Listed records:
----
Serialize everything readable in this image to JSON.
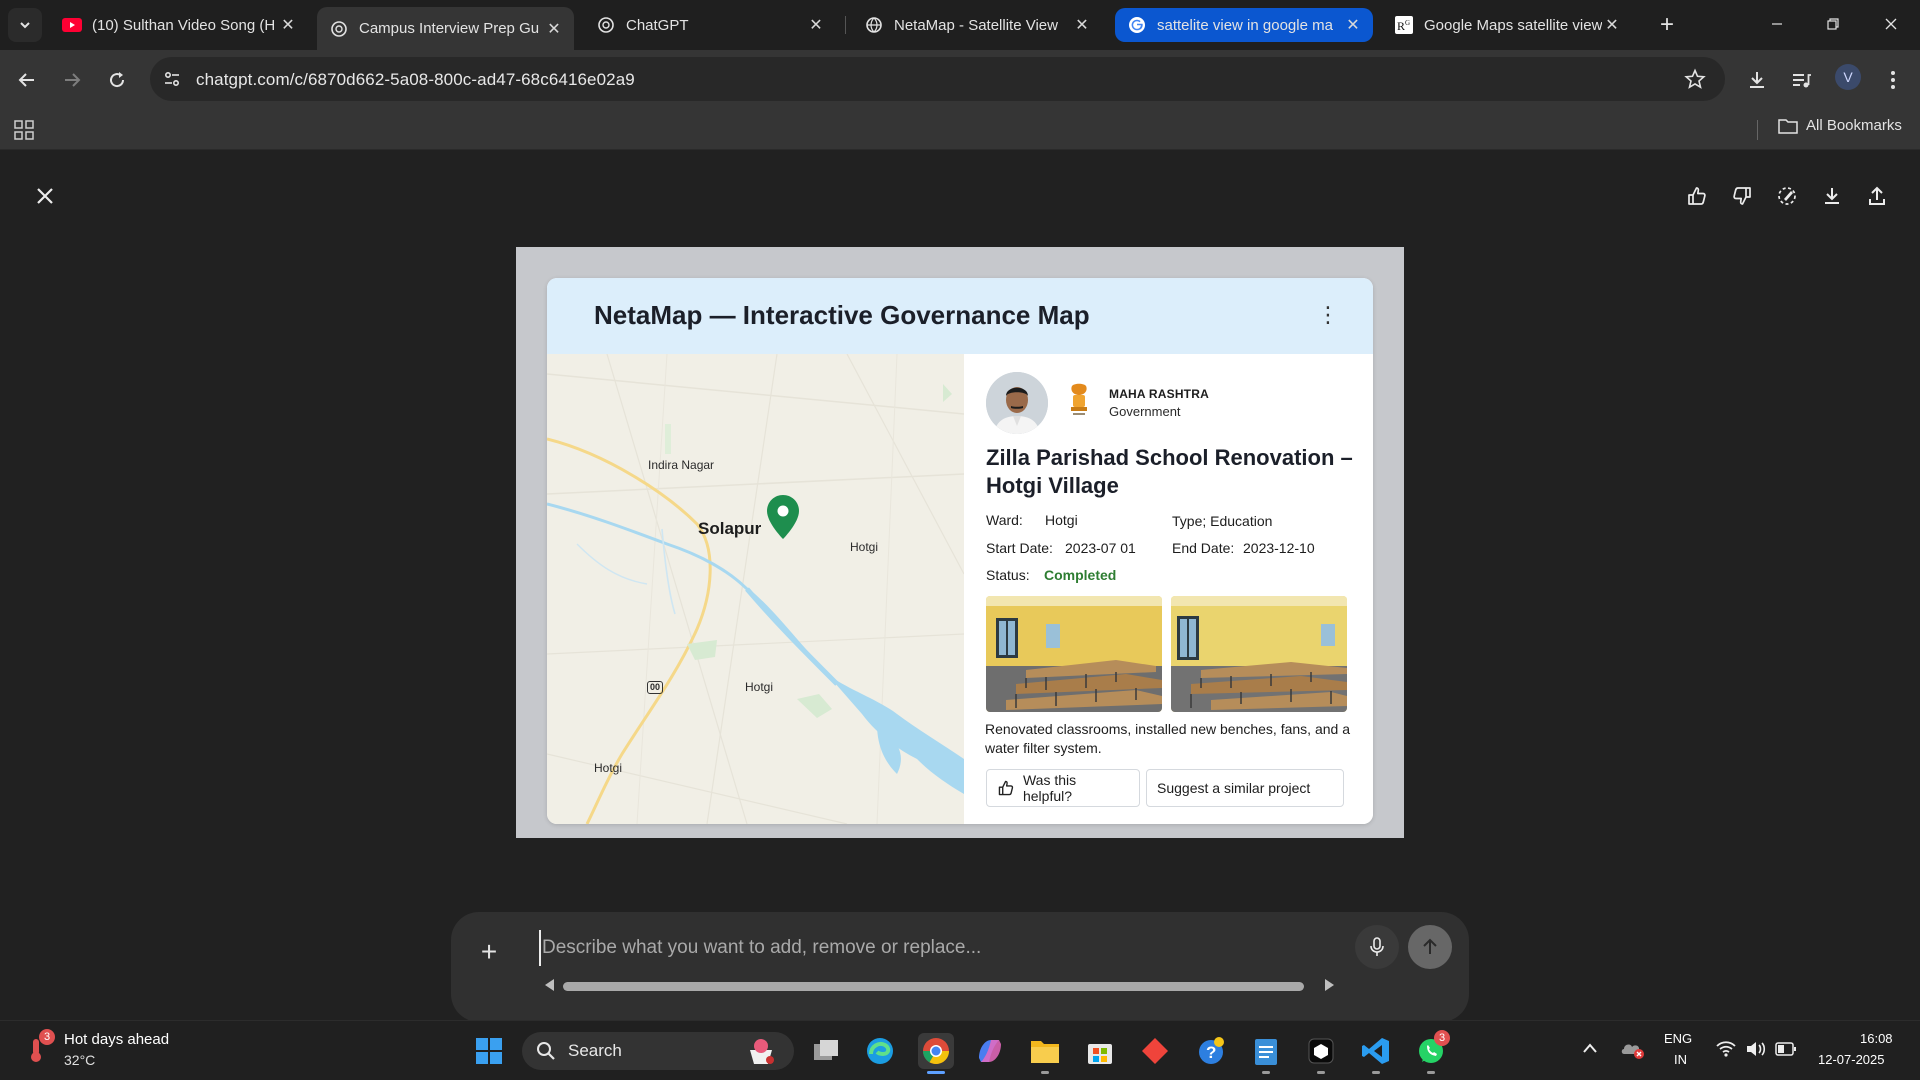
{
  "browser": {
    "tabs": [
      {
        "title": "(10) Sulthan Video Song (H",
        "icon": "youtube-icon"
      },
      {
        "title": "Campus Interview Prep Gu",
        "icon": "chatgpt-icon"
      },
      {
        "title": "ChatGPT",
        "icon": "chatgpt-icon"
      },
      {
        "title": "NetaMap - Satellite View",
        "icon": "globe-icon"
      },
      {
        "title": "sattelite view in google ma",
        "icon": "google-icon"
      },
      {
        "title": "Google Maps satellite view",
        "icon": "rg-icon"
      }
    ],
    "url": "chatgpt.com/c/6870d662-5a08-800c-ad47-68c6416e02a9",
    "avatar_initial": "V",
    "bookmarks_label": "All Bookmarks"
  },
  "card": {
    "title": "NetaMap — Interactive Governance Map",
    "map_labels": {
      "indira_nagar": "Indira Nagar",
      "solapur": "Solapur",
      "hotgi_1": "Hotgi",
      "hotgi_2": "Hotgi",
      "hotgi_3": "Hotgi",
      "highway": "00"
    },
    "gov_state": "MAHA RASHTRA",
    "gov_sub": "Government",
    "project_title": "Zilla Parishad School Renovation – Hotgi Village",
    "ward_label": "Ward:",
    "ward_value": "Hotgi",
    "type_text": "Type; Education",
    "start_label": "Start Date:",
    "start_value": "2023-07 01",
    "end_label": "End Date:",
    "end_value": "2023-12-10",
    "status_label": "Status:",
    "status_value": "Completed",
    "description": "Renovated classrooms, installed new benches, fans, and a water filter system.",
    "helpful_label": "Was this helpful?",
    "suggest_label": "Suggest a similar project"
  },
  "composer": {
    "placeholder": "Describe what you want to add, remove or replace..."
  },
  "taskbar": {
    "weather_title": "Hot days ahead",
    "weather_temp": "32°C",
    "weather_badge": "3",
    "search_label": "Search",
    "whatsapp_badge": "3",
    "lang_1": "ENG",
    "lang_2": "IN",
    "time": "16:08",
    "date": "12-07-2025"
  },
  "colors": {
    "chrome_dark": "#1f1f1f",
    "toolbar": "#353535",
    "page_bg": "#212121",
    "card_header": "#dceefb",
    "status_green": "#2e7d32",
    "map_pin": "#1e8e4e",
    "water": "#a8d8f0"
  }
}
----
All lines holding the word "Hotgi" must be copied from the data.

      "hotgi_1": "Hotgi",
      "hotgi_2": "Hotgi",
      "hotgi_3": "Hotgi",
    "project_title": "Zilla Parishad School Renovation – Hotgi Village",
    "ward_value": "Hotgi",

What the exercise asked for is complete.